### Assignment
Using the records below, give the number of lines where the string "your" shows up. Add nothing to it.

(Web page and app entries)
════════════════

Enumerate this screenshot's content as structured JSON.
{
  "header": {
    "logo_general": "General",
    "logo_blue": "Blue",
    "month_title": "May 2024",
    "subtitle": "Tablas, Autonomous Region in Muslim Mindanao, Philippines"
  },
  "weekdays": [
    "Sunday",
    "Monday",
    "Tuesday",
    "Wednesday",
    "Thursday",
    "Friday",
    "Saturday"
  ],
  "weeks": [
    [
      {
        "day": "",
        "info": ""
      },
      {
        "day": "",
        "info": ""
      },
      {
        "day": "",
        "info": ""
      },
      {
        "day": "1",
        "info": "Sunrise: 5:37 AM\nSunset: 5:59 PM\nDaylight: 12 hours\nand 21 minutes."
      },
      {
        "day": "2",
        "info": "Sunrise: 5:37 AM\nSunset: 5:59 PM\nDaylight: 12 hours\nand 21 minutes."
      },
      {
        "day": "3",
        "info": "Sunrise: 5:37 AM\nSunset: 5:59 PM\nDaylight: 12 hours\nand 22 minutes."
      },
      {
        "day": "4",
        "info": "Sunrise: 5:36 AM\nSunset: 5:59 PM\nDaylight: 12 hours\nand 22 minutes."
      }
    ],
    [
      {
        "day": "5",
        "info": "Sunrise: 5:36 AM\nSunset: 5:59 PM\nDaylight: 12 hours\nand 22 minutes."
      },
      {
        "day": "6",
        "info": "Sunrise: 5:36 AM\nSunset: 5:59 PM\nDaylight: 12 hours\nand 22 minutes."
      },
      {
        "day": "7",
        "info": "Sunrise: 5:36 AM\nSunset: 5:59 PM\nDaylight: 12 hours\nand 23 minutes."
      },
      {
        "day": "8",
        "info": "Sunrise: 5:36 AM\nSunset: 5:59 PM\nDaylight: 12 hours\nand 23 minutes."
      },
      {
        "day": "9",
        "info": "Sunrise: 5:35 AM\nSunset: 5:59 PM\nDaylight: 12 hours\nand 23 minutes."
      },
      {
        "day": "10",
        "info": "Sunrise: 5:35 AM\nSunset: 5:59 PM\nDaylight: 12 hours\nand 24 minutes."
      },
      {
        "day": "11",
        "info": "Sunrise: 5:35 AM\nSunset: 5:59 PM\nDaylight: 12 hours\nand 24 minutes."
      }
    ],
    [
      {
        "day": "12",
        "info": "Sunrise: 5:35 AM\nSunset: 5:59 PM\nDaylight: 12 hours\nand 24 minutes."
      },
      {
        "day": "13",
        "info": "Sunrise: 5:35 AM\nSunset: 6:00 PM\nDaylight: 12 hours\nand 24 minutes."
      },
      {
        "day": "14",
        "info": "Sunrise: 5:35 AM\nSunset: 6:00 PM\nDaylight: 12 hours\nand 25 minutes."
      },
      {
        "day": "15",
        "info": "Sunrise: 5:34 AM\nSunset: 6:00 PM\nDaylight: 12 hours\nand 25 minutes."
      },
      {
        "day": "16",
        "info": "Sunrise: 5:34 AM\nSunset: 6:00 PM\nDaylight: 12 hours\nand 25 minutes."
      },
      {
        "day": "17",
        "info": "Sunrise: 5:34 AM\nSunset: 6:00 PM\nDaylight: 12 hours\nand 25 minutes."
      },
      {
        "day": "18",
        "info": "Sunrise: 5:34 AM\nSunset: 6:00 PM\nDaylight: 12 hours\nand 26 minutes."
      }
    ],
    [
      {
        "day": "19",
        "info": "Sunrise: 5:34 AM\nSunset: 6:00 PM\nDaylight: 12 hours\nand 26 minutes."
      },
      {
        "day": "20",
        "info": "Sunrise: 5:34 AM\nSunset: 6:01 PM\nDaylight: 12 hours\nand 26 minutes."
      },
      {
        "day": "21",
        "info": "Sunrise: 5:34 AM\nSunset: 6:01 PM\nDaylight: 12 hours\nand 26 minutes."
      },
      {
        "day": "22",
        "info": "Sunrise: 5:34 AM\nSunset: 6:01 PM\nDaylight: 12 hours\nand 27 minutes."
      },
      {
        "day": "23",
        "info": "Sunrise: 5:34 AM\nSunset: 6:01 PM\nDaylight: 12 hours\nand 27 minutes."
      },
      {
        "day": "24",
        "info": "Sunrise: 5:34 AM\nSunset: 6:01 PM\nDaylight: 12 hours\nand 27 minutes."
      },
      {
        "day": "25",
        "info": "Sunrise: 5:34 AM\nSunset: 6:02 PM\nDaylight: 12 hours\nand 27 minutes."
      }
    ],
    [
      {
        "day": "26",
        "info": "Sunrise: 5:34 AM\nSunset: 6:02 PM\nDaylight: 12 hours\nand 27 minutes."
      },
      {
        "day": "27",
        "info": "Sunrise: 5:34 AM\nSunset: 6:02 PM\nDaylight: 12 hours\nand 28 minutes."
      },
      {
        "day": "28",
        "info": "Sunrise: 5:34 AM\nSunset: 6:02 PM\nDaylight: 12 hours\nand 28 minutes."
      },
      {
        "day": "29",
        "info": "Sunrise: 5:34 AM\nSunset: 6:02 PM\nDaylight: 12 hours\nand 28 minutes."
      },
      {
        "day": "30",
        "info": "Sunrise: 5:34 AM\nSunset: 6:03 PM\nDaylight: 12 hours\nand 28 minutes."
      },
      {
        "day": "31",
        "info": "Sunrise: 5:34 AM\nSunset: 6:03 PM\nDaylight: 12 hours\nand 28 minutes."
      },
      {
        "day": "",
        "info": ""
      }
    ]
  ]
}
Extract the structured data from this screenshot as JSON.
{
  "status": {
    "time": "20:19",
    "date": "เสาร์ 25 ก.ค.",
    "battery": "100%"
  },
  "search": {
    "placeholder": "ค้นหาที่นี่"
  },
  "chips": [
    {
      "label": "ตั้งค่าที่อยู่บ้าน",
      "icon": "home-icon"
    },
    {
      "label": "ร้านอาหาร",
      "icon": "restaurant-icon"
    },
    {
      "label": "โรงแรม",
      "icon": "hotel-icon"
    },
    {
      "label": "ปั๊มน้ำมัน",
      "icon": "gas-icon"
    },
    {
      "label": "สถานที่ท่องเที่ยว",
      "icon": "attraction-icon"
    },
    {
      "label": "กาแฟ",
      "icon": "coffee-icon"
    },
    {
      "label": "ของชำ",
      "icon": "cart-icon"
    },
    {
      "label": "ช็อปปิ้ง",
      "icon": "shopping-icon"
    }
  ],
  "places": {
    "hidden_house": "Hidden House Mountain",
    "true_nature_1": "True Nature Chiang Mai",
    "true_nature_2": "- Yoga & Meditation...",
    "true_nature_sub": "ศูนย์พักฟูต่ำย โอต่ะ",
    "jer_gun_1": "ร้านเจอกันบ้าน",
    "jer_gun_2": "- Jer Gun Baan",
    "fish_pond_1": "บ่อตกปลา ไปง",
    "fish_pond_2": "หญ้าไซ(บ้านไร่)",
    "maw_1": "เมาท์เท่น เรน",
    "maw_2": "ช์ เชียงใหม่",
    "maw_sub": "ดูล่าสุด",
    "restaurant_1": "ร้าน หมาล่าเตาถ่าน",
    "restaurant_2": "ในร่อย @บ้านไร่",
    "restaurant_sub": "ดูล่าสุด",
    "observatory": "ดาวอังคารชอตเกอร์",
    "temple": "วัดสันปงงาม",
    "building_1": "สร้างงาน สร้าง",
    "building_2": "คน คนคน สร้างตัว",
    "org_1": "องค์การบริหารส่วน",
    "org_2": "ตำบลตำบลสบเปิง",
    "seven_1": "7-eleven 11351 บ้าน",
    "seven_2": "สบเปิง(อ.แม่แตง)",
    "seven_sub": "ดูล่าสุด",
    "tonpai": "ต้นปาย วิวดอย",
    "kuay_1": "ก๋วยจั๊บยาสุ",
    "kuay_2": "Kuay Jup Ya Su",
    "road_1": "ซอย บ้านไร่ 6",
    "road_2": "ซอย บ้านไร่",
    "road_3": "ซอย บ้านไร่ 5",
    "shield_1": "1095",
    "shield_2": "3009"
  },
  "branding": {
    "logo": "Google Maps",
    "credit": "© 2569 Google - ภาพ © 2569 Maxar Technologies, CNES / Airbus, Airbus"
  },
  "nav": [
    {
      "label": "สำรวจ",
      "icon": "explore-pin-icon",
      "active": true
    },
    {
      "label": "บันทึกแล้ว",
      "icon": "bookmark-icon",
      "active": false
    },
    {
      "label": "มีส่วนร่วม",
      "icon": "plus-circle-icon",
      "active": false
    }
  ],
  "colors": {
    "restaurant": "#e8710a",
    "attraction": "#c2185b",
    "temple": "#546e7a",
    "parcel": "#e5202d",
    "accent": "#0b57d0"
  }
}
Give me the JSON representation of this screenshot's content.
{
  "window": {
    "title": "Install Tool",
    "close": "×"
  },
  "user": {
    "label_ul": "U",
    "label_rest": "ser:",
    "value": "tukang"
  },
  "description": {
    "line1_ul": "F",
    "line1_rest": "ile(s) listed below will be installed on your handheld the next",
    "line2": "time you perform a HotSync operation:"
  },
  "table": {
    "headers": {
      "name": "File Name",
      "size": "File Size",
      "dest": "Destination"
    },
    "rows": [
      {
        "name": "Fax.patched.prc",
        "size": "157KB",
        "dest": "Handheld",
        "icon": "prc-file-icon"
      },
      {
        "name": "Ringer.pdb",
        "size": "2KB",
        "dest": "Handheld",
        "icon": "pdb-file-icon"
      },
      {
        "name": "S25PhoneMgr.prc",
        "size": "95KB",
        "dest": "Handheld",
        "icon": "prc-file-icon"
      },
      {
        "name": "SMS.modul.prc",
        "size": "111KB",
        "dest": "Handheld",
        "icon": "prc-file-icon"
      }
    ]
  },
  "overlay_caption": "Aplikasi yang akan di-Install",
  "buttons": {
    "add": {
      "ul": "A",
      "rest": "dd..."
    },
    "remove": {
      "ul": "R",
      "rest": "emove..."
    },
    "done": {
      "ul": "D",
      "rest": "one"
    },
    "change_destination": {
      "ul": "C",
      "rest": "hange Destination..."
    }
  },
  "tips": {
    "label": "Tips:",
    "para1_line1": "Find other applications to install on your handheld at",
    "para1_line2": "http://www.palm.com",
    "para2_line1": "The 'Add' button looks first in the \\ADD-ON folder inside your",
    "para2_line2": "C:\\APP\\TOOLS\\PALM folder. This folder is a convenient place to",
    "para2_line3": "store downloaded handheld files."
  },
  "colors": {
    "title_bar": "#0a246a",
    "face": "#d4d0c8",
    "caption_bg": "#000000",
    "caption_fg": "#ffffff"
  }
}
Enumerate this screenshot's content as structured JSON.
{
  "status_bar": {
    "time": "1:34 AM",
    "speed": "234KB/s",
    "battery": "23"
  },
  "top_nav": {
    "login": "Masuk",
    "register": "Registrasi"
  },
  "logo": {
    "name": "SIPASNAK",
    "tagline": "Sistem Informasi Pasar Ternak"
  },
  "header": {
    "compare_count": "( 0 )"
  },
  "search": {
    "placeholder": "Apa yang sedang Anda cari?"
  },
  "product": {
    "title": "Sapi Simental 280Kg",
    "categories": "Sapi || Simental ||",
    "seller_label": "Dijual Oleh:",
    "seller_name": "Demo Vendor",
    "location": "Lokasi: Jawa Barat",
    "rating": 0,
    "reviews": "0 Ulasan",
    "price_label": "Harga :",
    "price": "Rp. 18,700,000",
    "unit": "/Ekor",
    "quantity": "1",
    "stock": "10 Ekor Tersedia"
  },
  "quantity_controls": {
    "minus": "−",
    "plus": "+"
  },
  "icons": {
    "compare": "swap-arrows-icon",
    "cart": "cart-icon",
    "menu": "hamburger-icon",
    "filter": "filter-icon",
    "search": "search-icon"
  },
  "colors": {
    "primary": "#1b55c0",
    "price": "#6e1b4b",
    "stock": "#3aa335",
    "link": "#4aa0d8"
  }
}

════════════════

### Finished exercise
3